MCA has amended Section II of Schedule V of the Companies Act, 2013 (‘The Schedule’) which deals with remuneration payable by companies to managerial person of public limited companies having no profit or inadequate profit without obtaining Central Government approval. Highlights of the amendments in the Schedule are: (a) The limits on managerial remuneration under the Schedule is doubled as follows: (i) For companies with effective capital of less than INR 5 crores, the limit of yearly remuneration is increased from INR 30 lakhs to INR 60 lakhs. (ii) For companies with effective capital of an amount between INR 5 crores to INR 100 crores, the limit is increased from INR 42 lakhs to INR 84 lakhs, (iii) For companies with effective capital of an amount between INR 100 crore to INR 250 crores, the limit is increased from INR 60 lakhs to INR 120 lakhs, and (iv) For companies with effective capital of an amount between INR 250 crore and above, the limit is increased to INR 120 lakh plus 0.01% of effective capital in excess of INR 250 crore. (b) If managerial person is functioning in a professional capacity, no approval of Central Government will be required if the following conditions are met: (i) Such managerial person do not have any interest, directly or indirectly, in the capital of the company or its holding company or any of its subsidiaries; (ii) There is no direct or indirect interest or any relation of such managerial person with the directors or promoters of the company or its holding company or any of its subsidiaries; and (iii) Such managerial person possesses graduate level qualification with expertise and specialized knowledge in the business of the company. [See MCA Notification F.No. 1/5/2013 CL-V dated September 12th, 2016]

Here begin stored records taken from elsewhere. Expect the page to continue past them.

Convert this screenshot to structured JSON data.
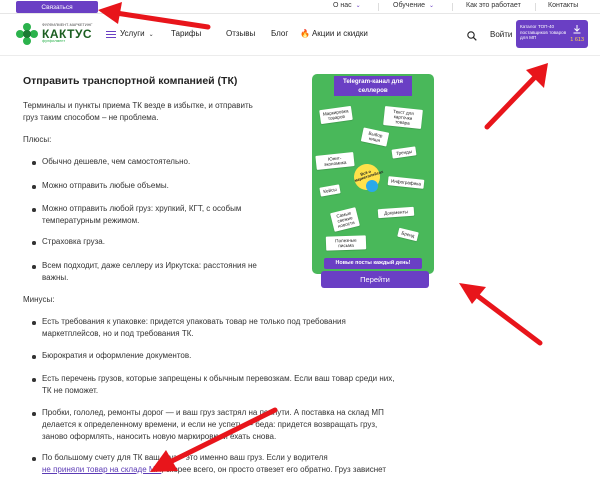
{
  "topbar": {
    "contact": "Связаться",
    "about": "О нас",
    "learning": "Обучение",
    "how_works": "Как это работает",
    "contacts": "Контакты"
  },
  "logo": {
    "small": "ФУЛФИЛМЕНТ-МАРКЕТИНГ",
    "name": "КАКТУС",
    "sub": "фулфилмент"
  },
  "nav": {
    "services": "Услуги",
    "tariffs": "Тарифы",
    "reviews": "Отзывы",
    "blog": "Блог",
    "promos": "Акции и скидки",
    "login": "Войти"
  },
  "catalog": {
    "text": "Каталог ТОП-40 поставщиков товаров для МП",
    "size": "1 613"
  },
  "article": {
    "heading": "Отправить транспортной компанией (ТК)",
    "intro_line1": "Терминалы и пункты приема ТК везде в избытке, и отправить",
    "intro_line2": "груз таким способом – не проблема.",
    "pros_title": "Плюсы:",
    "pros": [
      "Обычно дешевле, чем самостоятельно.",
      "Можно отправить любые объемы.",
      "Можно отправить любой груз: хрупкий, КГТ, с особым",
      "температурным режимом.",
      "Страховка груза.",
      "Всем подходит, даже селлеру из Иркутска: расстояния не",
      "важны."
    ],
    "cons_title": "Минусы:",
    "cons": [
      "Есть требования к упаковке: придется упаковать товар не только под требования",
      "маркетплейсов, но и под требования ТК.",
      "Бюрократия и оформление документов.",
      "Есть перечень грузов, которые запрещены к обычным перевозкам. Если ваш товар среди них,",
      "ТК не поможет.",
      "Пробки, гололед, ремонты дорог — и ваш груз застрял на полпути. А поставка на склад МП",
      "делается к определенному времени, и если не успеть — беда: придется возвращать груз,",
      "заново оформлять, наносить новую маркировку и ехать снова.",
      "По большому счету для ТК ваш груз – это именно ваш груз. Если у водителя",
      "не приняли товар на складе МП",
      ", скорее всего, он просто отвезет его обратно. Груз зависнет"
    ]
  },
  "banner": {
    "title": "Telegram-канал для селлеров",
    "notes": [
      "Маркировка товаров",
      "Текст для карточки товара",
      "Выбор ниши",
      "Юнит-экономика",
      "Тренды",
      "Всё о маркетплейсах",
      "Кейсы",
      "Инфографика",
      "Самые свежие новости",
      "Документы",
      "Бренд",
      "Полезные письма"
    ],
    "bottom": "Новые посты каждый день!",
    "button": "Перейти"
  },
  "colors": {
    "accent": "#6a3fc4",
    "green": "#49b85a",
    "arrow": "#e8151b"
  }
}
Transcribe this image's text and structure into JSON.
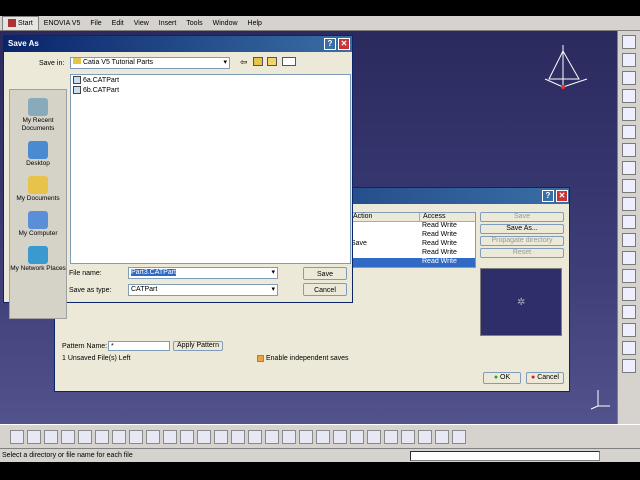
{
  "menu": [
    "Start",
    "ENOVIA V5",
    "File",
    "Edit",
    "View",
    "Insert",
    "Tools",
    "Window",
    "Help"
  ],
  "save_as": {
    "title": "Save As",
    "save_in_label": "Save in:",
    "save_in_value": "Catia V5 Tutorial Parts",
    "places": [
      "My Recent Documents",
      "Desktop",
      "My Documents",
      "My Computer",
      "My Network Places"
    ],
    "files": [
      "6a.CATPart",
      "6b.CATPart"
    ],
    "file_name_label": "File name:",
    "file_name_value": "Part3.CATPart",
    "save_as_type_label": "Save as type:",
    "save_as_type_value": "CATPart",
    "save_btn": "Save",
    "cancel_btn": "Cancel"
  },
  "save_mgmt": {
    "col_action": "Action",
    "col_access": "Access",
    "rows": [
      {
        "action": "",
        "access": "Read Write"
      },
      {
        "action": "",
        "access": "Read Write"
      },
      {
        "action": "Save",
        "access": "Read Write"
      },
      {
        "action": "",
        "access": "Read Write"
      },
      {
        "action": "",
        "access": "Read Write"
      }
    ],
    "side_buttons": [
      "Save",
      "Save As...",
      "Propagate directory",
      "Reset"
    ],
    "pattern_label": "Pattern Name:",
    "pattern_value": "*",
    "apply_btn": "Apply Pattern",
    "unsaved": "1 Unsaved File(s) Left",
    "independent": "Enable independent saves",
    "ok": "OK",
    "cancel": "Cancel"
  },
  "status_text": "Select a directory or file name for each file",
  "icons": [
    "folder-icon",
    "back-arrow-icon",
    "up-folder-icon",
    "new-folder-icon",
    "views-icon"
  ]
}
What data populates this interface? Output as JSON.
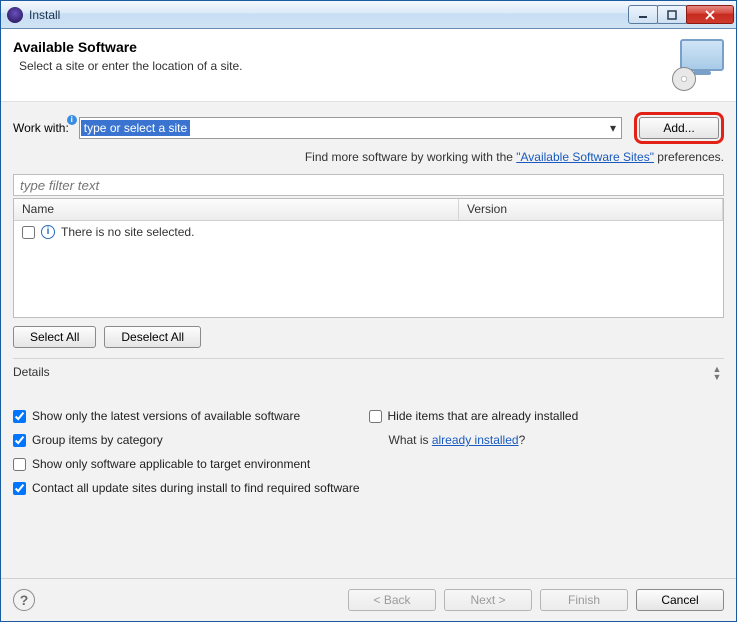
{
  "window": {
    "title": "Install"
  },
  "header": {
    "title": "Available Software",
    "subtitle": "Select a site or enter the location of a site."
  },
  "workwith": {
    "label": "Work with:",
    "placeholder": "type or select a site",
    "add_label": "Add..."
  },
  "hint": {
    "prefix": "Find more software by working with the ",
    "link": "\"Available Software Sites\"",
    "suffix": " preferences."
  },
  "filter": {
    "placeholder": "type filter text"
  },
  "tree": {
    "columns": {
      "name": "Name",
      "version": "Version"
    },
    "empty_message": "There is no site selected."
  },
  "selection": {
    "select_all": "Select All",
    "deselect_all": "Deselect All"
  },
  "details": {
    "label": "Details"
  },
  "options": {
    "latest": "Show only the latest versions of available software",
    "hide_installed": "Hide items that are already installed",
    "group": "Group items by category",
    "whatis_prefix": "What is ",
    "whatis_link": "already installed",
    "whatis_suffix": "?",
    "applicable": "Show only software applicable to target environment",
    "contact_all": "Contact all update sites during install to find required software"
  },
  "footer": {
    "back": "< Back",
    "next": "Next >",
    "finish": "Finish",
    "cancel": "Cancel"
  }
}
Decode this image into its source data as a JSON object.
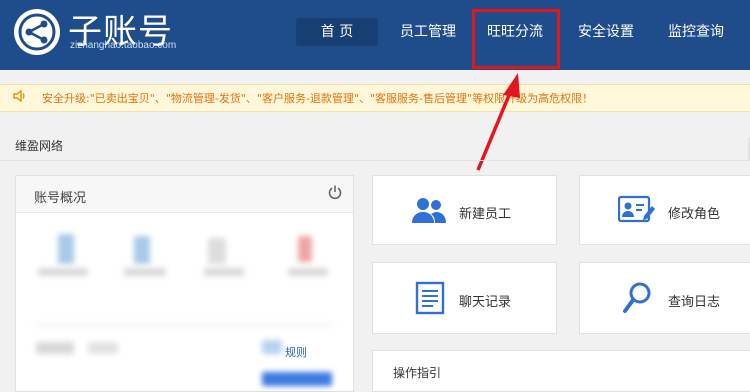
{
  "header": {
    "logo_title": "子账号",
    "logo_sub": "zizhanghao.taobao.com",
    "nav": [
      {
        "label": "首 页"
      },
      {
        "label": "员工管理"
      },
      {
        "label": "旺旺分流"
      },
      {
        "label": "安全设置"
      },
      {
        "label": "监控查询"
      }
    ]
  },
  "notice": {
    "icon": "speaker-icon",
    "text": "安全升级:\"已卖出宝贝\"、\"物流管理-发货\"、\"客户服务-退款管理\"、\"客服服务-售后管理\"等权限升级为高危权限！"
  },
  "section": {
    "title": "维盈网络"
  },
  "account_panel": {
    "title": "账号概况",
    "link": "规则"
  },
  "cards": [
    {
      "label": "新建员工",
      "icon": "users-icon"
    },
    {
      "label": "修改角色",
      "icon": "id-card-icon"
    },
    {
      "label": "聊天记录",
      "icon": "document-icon"
    },
    {
      "label": "查询日志",
      "icon": "search-icon"
    }
  ],
  "guide": {
    "title": "操作指引"
  },
  "colors": {
    "header": "#1f4c8a",
    "highlight": "#e4161b",
    "accent": "#2b62c0",
    "notice_text": "#e2730e"
  }
}
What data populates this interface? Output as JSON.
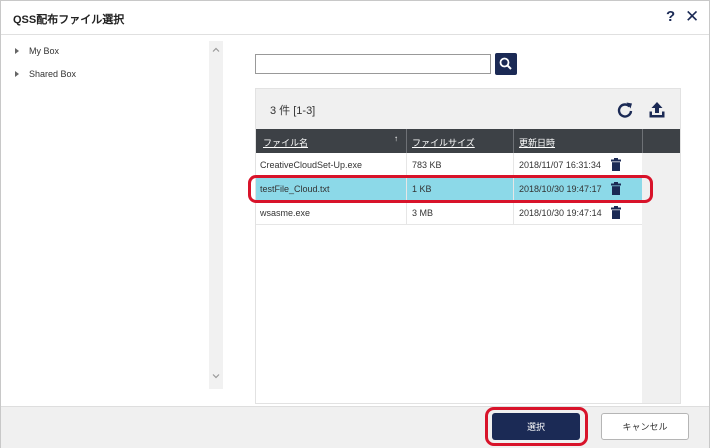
{
  "dialog": {
    "title": "QSS配布ファイル選択"
  },
  "icons": {
    "help": "help-icon",
    "close": "close-icon",
    "search": "search-icon",
    "refresh": "refresh-icon",
    "upload": "upload-icon",
    "trash": "trash-icon"
  },
  "sidebar": {
    "items": [
      {
        "label": "My Box"
      },
      {
        "label": "Shared Box"
      }
    ]
  },
  "search": {
    "value": "",
    "placeholder": ""
  },
  "files": {
    "count_label": "3 件  [1-3]",
    "headers": [
      "ファイル名",
      "ファイルサイズ",
      "更新日時"
    ],
    "sorted_column": "ファイル名",
    "rows": [
      {
        "name": "CreativeCloudSet-Up.exe",
        "size": "783 KB",
        "modified": "2018/11/07 16:31:34",
        "selected": false
      },
      {
        "name": "testFile_Cloud.txt",
        "size": "1 KB",
        "modified": "2018/10/30 19:47:17",
        "selected": true
      },
      {
        "name": "wsasme.exe",
        "size": "3 MB",
        "modified": "2018/10/30 19:47:14",
        "selected": false
      }
    ]
  },
  "footer": {
    "select_label": "選択",
    "cancel_label": "キャンセル"
  },
  "colors": {
    "navy": "#1b2a55",
    "selection": "#8cd9e8",
    "highlight": "#d8132a",
    "header_bg": "#3d4146"
  }
}
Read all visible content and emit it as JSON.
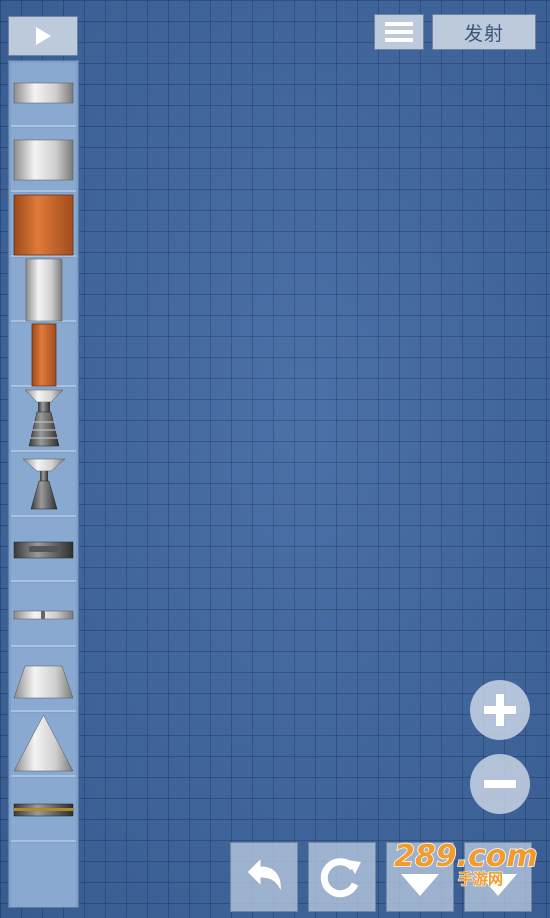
{
  "toolbar": {
    "play_icon": "play-icon",
    "menu_icon": "hamburger-menu-icon",
    "launch_label": "发射"
  },
  "parts": [
    {
      "name": "fuel-tank-small",
      "icon": "fuel-tank-icon"
    },
    {
      "name": "fuel-tank-medium",
      "icon": "fuel-tank-icon"
    },
    {
      "name": "fuel-tank-orange-large",
      "icon": "fuel-tank-icon"
    },
    {
      "name": "fuel-tank-tall",
      "icon": "fuel-tank-icon"
    },
    {
      "name": "fuel-tank-orange-thin",
      "icon": "fuel-tank-icon"
    },
    {
      "name": "engine-large",
      "icon": "engine-icon"
    },
    {
      "name": "engine-small",
      "icon": "engine-icon"
    },
    {
      "name": "separator",
      "icon": "separator-icon"
    },
    {
      "name": "decoupler-thin",
      "icon": "decoupler-icon"
    },
    {
      "name": "adapter-frustum",
      "icon": "adapter-icon"
    },
    {
      "name": "nose-cone",
      "icon": "nose-cone-icon"
    },
    {
      "name": "heat-shield",
      "icon": "heat-shield-icon"
    }
  ],
  "zoom": {
    "in_icon": "plus-icon",
    "out_icon": "minus-icon"
  },
  "bottom_bar": {
    "undo_icon": "undo-icon",
    "rotate_icon": "rotate-icon",
    "down_icon": "chevron-down-icon",
    "delete_icon": "chevron-down-icon"
  },
  "watermark": {
    "brand": "289.com",
    "subtitle": "手游网"
  },
  "colors": {
    "grid_bg": "#3f68a3",
    "panel": "#7fa0c9",
    "button": "#bccadb",
    "orange_tank": "#cf6a2c",
    "watermark_orange": "#f29b2e"
  }
}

 Frequently Asked Questions on GST
Central Board of Excise and Customs has issued Frequently Asked Questions on GST covering 24 topics and answering over 500 questions (‘the FAQ’) inter alia dealing with registration, valuation in GST, meaning and scope of supply, time of supply, e-commerce, input tax credit, job work, assessment and audit, refunds, demands and recovery, appeals, review and revision in GST, advance ruling, settlement commission, inspection, search, seizure and arrest etc. Some of the clarifications given under the FAQs are: (a) GST is a destination based tax on consumption of goods and services. It is proposed to be levied at all stages right from manufacture up to final consumption with credit of taxes paid at previous stages available as setoff. (b) The following commodities are proposed to be kept outside the purview of GST- alcohol for human consumption, petroleum products, high speed diesel, natural gas and aviation turbine fuel and electricity. The existing taxation system (VAT and Central Excise) will continue in respect of the aforesaid commodities. (c) Centre will levy and administer CGST & IGST while respective states will levy and administer SGST. (d) Reverse charge mechanism will be applicable to supplies of both goods and services. (e) Person without GST registration can neither collect GST from his customers nor claim any input tax credit of GST paid by him. (f) In the GST regime, for any intra-state supply, taxes to be paid are the Central GST and the State GST. For any inter-state supply, tax to be paid is IGST which will have components of both CGST and SGST. (g) It is mandatory for all e-commerce operators and suppliers of goods/ services supplying through e-commerce to obtain registration in GST, irrespective of the value of supply made by them. Furthermore aggregators, owning and managing an electronic platform to enable potential customers to connect with persons providing service, for instance Ola cabs, are also required to get the registration in GST, irrespective of the value of supply made by them. [Source: http// www.cbec.gov.in]
 Internet Broadcasting included under the Copyright Act, 1957
DIPP issues Office Memorandum, to clarify that Internet Broadcasting is included under the purview of the Copyright Act, 1957. According to the Office Memorandum the provisions of section 31D of the Copyright Act, 1957 are not restricted to radio and television broadcasting organizations only but also covers Internet broadcasting